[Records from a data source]
====================
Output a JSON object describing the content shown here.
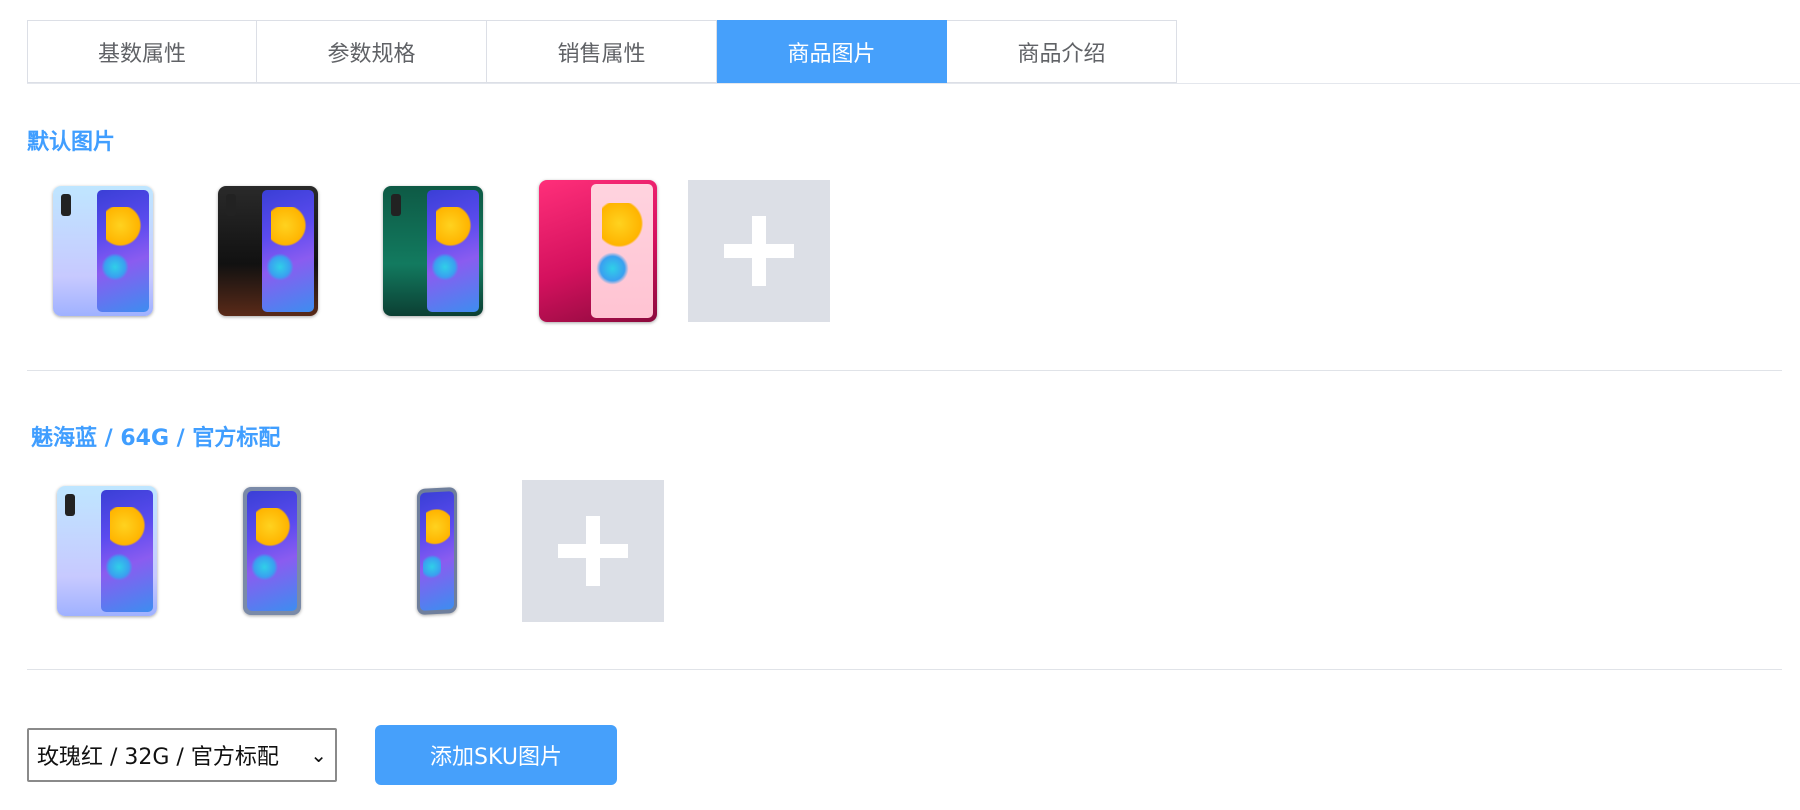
{
  "tabs": [
    {
      "label": "基数属性"
    },
    {
      "label": "参数规格"
    },
    {
      "label": "销售属性"
    },
    {
      "label": "商品图片"
    },
    {
      "label": "商品介绍"
    }
  ],
  "active_tab": "商品图片",
  "default_images": {
    "title": "默认图片",
    "images": [
      {
        "icon": "phone-image",
        "color": "light-blue"
      },
      {
        "icon": "phone-image",
        "color": "black"
      },
      {
        "icon": "phone-image",
        "color": "green"
      },
      {
        "icon": "phone-image",
        "color": "red"
      }
    ],
    "add_icon": "plus-icon"
  },
  "sku_section": {
    "title": "魅海蓝 / 64G / 官方标配",
    "images": [
      {
        "icon": "phone-image",
        "color": "light-blue"
      },
      {
        "icon": "phone-image",
        "color": "blue"
      },
      {
        "icon": "phone-image",
        "color": "blue"
      }
    ],
    "add_icon": "plus-icon"
  },
  "sku_select": {
    "value": "玫瑰红 / 32G / 官方标配"
  },
  "add_sku_button": {
    "label": "添加SKU图片"
  },
  "colors": {
    "accent": "#46a0fb",
    "title": "#409eff",
    "tile": "#dcdfe6"
  }
}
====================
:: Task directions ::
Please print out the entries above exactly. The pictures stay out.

:: Completed task ::
Output a JSON object describing the content shown here.
{
  "tabs": [
    {
      "label": "基数属性"
    },
    {
      "label": "参数规格"
    },
    {
      "label": "销售属性"
    },
    {
      "label": "商品图片"
    },
    {
      "label": "商品介绍"
    }
  ],
  "active_tab": "商品图片",
  "default_images": {
    "title": "默认图片",
    "images": [
      {
        "icon": "phone-image",
        "color": "light-blue"
      },
      {
        "icon": "phone-image",
        "color": "black"
      },
      {
        "icon": "phone-image",
        "color": "green"
      },
      {
        "icon": "phone-image",
        "color": "red"
      }
    ],
    "add_icon": "plus-icon"
  },
  "sku_section": {
    "title": "魅海蓝 / 64G / 官方标配",
    "images": [
      {
        "icon": "phone-image",
        "color": "light-blue"
      },
      {
        "icon": "phone-image",
        "color": "blue"
      },
      {
        "icon": "phone-image",
        "color": "blue"
      }
    ],
    "add_icon": "plus-icon"
  },
  "sku_select": {
    "value": "玫瑰红 / 32G / 官方标配"
  },
  "add_sku_button": {
    "label": "添加SKU图片"
  },
  "colors": {
    "accent": "#46a0fb",
    "title": "#409eff",
    "tile": "#dcdfe6"
  }
}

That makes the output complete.